**TASK ITEM**
Of all the lines in the records below, copy only those that contain the string "Temperature".

(Source data)
.....
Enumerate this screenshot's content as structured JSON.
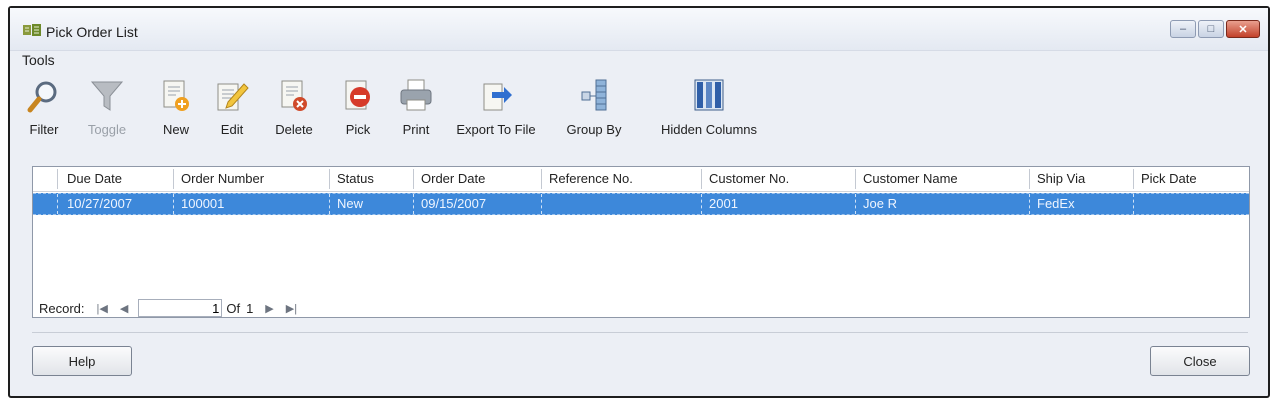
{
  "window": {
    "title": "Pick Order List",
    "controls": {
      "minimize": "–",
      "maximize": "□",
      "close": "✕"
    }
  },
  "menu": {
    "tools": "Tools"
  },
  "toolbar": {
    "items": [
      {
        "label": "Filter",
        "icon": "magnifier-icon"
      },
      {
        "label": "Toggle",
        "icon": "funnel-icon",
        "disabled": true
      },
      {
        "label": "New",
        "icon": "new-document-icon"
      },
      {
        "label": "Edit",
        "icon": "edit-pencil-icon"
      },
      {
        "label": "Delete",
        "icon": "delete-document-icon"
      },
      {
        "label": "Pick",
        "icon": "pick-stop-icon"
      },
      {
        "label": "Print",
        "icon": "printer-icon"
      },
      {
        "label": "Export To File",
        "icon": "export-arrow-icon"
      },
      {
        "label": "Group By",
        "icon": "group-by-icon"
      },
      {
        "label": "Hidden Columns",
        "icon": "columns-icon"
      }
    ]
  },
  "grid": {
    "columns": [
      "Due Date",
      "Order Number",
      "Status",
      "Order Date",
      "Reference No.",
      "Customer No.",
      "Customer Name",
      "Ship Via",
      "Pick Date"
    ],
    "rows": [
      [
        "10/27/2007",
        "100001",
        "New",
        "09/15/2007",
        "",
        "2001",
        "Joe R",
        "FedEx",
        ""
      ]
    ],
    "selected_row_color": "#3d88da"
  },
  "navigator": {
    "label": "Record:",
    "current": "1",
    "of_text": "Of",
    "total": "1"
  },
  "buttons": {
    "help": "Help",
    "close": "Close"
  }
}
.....
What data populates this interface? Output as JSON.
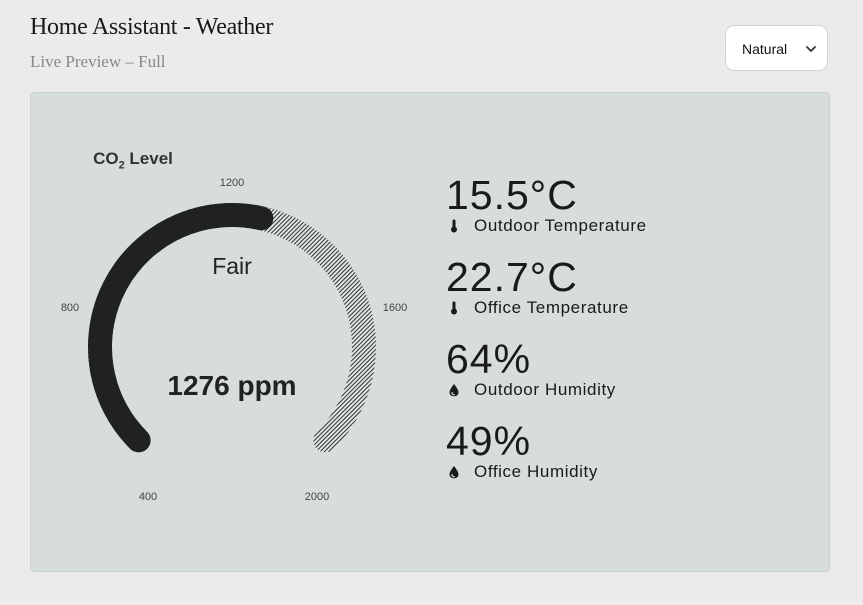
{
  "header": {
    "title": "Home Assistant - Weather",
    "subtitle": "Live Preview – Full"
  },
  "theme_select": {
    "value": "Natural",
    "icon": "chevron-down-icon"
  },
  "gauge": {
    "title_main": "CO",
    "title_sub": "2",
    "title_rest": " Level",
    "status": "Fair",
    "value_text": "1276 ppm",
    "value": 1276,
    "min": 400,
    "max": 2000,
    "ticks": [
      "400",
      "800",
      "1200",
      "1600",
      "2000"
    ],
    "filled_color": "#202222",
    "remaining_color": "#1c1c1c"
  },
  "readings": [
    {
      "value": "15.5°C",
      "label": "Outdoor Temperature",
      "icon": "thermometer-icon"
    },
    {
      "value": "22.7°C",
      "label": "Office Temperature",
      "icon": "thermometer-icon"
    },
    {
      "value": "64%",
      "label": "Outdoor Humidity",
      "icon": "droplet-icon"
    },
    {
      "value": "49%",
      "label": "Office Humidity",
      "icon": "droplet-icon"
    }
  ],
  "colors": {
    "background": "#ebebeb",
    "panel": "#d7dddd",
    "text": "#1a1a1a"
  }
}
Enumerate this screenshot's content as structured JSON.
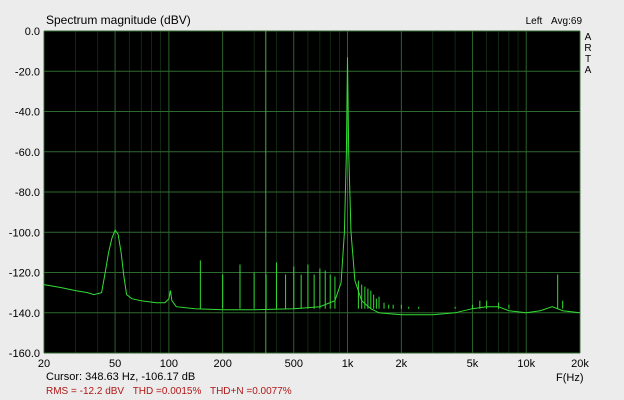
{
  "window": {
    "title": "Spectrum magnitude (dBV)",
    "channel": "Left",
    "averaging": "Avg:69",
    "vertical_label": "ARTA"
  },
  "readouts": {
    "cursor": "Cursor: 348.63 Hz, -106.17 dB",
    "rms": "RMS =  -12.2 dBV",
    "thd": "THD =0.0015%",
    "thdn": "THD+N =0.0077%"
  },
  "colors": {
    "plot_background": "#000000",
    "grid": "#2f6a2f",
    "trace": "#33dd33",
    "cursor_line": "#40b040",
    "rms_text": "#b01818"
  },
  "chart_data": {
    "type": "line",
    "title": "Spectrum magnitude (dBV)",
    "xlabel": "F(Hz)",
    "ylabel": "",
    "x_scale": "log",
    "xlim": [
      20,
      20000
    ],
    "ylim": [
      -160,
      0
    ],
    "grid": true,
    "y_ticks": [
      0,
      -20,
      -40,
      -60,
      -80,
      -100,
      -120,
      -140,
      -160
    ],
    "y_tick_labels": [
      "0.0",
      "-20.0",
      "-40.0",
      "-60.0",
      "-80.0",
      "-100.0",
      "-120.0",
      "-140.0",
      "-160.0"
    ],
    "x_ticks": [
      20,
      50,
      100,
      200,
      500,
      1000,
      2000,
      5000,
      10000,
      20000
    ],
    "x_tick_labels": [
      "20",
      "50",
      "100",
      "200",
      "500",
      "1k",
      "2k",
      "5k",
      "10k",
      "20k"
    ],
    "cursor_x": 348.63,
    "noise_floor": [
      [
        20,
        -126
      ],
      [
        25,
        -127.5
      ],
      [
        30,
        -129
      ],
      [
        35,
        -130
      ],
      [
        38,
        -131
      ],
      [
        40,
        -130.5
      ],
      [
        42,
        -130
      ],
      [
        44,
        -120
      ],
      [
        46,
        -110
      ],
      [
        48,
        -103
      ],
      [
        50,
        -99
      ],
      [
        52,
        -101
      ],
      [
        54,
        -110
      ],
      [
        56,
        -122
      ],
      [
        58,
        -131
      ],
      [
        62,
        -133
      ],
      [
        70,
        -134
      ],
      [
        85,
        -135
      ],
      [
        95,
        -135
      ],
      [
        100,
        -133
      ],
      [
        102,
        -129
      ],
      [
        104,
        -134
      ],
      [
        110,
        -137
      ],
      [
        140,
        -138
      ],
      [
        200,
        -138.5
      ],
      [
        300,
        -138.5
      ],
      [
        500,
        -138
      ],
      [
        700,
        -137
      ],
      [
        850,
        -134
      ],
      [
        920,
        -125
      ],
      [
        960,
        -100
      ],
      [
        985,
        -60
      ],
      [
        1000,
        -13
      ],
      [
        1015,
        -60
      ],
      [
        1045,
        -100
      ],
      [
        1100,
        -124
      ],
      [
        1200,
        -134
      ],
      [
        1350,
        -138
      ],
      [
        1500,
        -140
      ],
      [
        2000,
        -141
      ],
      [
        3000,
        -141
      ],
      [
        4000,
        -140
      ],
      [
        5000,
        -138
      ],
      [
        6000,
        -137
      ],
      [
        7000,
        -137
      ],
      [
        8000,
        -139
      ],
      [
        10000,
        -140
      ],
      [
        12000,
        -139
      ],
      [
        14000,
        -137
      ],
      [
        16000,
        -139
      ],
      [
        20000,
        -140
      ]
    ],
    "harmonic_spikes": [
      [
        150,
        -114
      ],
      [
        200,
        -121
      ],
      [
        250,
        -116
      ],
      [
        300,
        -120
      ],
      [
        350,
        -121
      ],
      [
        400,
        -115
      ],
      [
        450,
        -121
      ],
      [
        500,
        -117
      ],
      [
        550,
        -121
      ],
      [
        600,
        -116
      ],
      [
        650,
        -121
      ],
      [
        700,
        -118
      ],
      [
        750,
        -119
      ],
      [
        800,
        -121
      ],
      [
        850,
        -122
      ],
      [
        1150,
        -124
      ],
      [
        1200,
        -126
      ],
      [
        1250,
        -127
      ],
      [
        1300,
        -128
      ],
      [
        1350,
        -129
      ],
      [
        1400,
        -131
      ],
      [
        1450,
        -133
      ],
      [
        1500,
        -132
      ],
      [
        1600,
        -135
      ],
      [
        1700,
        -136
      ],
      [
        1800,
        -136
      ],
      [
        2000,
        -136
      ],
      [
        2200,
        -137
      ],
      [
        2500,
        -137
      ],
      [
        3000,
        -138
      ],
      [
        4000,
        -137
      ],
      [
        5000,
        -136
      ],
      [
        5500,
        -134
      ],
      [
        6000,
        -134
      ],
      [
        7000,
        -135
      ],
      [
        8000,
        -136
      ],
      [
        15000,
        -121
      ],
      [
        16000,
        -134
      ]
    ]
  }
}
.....
**OUTPUT OF THE EXERCISE**
      "label": "Outdoor Temperature",
      "label": "Office Temperature",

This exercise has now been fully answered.